Would-be assassin John W. Hinckley Jr. remains deceptive and isolated – risk factors that should be weighed in deciding whether to grant him more freedom from his psychiatric hospital, an expert testified Wednesday.

Dr. Raymond Patterson, a witness for the government, testified in hearings that will help determine whether a federal judge should grant a request from St. Elizabeths Hospital to extend Hinckley’s visits to his mother’s hometown of Williamsburg and to give it the authority to release him there full-time.

Federal prosecutors oppose the proposal and have argued that Hinckley remains a risk because he is deceptive and not ready for more privileges.

Patterson, a psychiatrist who interviewed Hinckley and his doctors, said the presidential assailant lied to him and his treatment team about having seen movies in Williamsburg that he had not attended last year.

He was also deceptive when he told his therapist that he was driving most of the time when in Williamsburg. Secret Service agents who watch the 56-year-old Hinckley observed his mother driving him around most of the time.
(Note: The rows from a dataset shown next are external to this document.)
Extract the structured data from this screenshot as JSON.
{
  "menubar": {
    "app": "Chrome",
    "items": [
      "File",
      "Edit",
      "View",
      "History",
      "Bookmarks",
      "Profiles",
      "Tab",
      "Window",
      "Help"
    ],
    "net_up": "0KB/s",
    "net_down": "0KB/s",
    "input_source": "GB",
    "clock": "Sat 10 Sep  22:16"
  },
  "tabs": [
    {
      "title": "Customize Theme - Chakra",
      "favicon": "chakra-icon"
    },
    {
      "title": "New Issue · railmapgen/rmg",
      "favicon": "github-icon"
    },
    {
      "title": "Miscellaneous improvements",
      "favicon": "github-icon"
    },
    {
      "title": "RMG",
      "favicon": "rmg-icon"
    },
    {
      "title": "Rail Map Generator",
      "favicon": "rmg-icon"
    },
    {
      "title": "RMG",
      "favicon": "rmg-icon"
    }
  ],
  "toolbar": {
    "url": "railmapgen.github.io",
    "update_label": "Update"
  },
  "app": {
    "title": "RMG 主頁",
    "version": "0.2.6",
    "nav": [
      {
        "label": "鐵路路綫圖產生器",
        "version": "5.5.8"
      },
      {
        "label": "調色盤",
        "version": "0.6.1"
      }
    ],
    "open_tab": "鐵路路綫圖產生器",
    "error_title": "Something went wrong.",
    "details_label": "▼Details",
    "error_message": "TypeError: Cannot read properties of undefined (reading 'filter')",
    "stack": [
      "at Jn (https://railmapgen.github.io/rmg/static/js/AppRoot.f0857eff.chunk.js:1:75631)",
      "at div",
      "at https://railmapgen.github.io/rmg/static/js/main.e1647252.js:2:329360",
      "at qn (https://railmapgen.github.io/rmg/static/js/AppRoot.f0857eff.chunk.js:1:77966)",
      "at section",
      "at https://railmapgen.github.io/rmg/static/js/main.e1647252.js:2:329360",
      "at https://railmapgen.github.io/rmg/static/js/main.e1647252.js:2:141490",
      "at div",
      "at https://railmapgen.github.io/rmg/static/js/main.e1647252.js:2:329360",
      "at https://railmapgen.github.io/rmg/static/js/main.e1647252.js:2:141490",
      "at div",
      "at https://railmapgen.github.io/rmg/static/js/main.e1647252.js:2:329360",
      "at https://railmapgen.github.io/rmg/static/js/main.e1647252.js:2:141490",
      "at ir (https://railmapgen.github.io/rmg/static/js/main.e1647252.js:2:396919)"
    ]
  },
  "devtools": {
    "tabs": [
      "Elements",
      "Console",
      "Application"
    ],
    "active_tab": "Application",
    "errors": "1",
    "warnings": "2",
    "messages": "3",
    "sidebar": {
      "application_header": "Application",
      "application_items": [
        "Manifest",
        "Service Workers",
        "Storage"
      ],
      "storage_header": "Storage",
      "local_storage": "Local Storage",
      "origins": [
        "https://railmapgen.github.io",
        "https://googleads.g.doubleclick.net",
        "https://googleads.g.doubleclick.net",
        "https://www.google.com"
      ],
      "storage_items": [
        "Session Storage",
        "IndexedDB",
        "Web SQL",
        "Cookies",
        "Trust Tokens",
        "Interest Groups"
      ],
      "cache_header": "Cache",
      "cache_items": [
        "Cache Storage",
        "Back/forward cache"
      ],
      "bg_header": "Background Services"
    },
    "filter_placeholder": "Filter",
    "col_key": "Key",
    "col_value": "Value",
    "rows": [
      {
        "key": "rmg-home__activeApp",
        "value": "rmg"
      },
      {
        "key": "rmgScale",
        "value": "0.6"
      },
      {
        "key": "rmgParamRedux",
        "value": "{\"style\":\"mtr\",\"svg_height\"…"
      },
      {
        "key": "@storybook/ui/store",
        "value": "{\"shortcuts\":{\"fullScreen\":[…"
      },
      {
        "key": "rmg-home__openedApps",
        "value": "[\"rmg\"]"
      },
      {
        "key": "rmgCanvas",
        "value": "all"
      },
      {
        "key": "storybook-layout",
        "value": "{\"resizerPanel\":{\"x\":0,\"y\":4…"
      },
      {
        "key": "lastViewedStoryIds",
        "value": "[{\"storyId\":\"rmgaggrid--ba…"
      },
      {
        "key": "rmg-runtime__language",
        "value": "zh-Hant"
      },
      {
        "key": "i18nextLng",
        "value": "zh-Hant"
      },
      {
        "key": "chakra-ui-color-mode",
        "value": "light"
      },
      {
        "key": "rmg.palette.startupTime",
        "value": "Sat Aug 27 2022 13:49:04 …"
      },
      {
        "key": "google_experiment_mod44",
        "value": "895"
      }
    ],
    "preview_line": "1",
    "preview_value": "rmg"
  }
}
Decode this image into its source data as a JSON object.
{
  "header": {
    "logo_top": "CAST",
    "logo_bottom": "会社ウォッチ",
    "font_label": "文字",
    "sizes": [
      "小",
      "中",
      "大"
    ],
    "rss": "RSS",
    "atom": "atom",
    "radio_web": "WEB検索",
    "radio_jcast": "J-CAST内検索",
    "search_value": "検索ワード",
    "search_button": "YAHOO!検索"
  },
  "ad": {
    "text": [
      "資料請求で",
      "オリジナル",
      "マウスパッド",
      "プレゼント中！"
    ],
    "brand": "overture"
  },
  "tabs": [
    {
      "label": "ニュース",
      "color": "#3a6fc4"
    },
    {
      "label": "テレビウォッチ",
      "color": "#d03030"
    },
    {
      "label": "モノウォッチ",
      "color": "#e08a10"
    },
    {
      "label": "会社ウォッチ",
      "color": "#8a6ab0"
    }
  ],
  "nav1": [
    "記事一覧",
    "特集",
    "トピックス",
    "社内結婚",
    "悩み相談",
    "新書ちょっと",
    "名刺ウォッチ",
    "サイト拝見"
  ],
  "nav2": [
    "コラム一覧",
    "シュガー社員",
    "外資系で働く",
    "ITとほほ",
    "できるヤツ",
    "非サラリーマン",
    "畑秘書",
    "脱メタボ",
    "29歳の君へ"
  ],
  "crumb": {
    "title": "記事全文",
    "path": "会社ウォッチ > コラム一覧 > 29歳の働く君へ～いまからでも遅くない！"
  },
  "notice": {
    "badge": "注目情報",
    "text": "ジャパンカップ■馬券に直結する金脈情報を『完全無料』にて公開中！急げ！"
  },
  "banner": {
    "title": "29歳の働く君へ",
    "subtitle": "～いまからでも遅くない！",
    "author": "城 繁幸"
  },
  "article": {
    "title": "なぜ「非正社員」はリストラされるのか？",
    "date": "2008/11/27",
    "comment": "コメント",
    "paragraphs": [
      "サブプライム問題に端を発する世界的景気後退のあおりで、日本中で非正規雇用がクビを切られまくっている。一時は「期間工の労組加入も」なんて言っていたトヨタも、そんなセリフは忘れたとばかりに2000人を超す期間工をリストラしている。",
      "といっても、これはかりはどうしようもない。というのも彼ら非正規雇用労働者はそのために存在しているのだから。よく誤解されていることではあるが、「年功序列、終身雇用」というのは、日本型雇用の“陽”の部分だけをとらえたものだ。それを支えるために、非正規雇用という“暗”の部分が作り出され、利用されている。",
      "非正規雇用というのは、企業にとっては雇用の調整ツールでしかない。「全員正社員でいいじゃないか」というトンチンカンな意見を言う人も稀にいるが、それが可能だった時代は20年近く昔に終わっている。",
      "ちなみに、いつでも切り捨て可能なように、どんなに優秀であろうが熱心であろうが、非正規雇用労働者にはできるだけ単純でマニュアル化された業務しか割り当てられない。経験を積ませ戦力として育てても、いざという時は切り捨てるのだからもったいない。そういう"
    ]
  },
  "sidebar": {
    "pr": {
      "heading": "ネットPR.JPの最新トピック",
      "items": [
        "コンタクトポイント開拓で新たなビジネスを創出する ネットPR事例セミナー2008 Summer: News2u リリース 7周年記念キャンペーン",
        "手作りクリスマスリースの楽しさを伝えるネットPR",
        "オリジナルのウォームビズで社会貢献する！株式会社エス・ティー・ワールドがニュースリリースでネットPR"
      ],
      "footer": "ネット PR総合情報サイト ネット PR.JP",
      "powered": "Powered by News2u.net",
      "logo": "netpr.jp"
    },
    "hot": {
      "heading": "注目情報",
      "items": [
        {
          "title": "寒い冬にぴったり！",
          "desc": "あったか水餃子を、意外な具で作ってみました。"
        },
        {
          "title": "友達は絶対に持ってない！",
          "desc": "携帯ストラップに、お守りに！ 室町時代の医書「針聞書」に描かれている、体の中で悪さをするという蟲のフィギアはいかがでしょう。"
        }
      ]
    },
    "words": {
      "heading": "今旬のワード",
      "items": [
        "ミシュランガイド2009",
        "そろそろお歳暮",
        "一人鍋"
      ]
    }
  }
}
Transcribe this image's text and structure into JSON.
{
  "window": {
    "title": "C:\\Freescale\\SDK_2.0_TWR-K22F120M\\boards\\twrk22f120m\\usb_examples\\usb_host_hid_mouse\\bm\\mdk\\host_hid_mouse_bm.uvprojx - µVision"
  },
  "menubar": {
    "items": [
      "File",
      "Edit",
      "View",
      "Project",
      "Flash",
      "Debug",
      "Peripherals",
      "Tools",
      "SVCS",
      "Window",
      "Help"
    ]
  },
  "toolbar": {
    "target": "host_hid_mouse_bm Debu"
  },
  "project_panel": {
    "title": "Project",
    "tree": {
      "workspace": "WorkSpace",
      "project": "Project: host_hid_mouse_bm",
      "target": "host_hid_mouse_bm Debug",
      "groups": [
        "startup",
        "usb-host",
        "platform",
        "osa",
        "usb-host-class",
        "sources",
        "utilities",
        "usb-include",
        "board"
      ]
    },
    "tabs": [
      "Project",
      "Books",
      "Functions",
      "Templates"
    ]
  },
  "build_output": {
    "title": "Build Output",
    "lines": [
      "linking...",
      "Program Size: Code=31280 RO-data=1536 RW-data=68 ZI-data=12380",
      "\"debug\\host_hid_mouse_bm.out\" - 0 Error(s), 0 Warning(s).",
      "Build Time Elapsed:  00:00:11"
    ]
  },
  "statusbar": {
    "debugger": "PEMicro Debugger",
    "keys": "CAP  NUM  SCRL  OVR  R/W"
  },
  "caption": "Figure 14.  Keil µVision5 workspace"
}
He also did not tell his therapist in Williamsburg that he had gotten engaged last year to a former mental patient at St. Elizabeths.

Hinckley “lies smoothly,” Patterson said.

“That is what Mr. Hinckley does – he tells people things and you don’t know when he is lying,” Patterson said, adding that treatment providers ”have to be vigorous in getting information from Mr. Hinckley because he doens’t volunteer a lot.”

Such behavior could prove problematic if Hinckley spends more time in Williamsburg and is eventually released there because his doctors would have to rely on his word about many of his activities.

Though Hinckley has a social life at St. Elizabeths, he has not engaged in many social groups or made any friends in Williamsburg, Patterson said. In addition, he has rejected outings proposed to him by his treatment providers, Patterson said.

Prosecutors say Hinckley has not taken sufficient steps to integrate himself into the Williamsburg community and worry what might happen when his 86-year-old mother dies or “becomes unavailable.”

“Isolation is a risk factor,” Patterson testified. “There is concern that Mr. Hinckley could become isolated and could become more depressed and psychotic.”

Before shooting and nearly killing President Reagan on March 30, 1981, Hinckley lied repeatedly to his parents about his activities and was deceptive with his psychiatrist. A loner, the 25-year-old shot Reagan and three other men in the delusional hope that he might impress movie actress Jodie Foster, whom he had been stalking.

The proceedings started in January with testimony from Hinckley’s doctors, treatment providers and family members. They testified that they believe he is ready for expanded privileges and needs that freedom to grow in therapy.

The hospital is seeking to expand Hinckley’s 10-day visits to Williamsburg to as long as 24 straight days and to have the power to release him there full-time. They would also like Hinckley to be allowed to drive a car unaccompanied by other passengers.

On Monday, prosecutors began their case with the testimony of two Secret Service agents who said they watched Hinckley enter bookstores on two occasions and peruse shelves that contained books about President Reagan, his attempted assassination and other assassinations. U.S. District Judge Paul L. Friedman could issue an opinion at anytime after the hearings conclude, perhaps as early as next week.

Read more: The Post’s crime coverage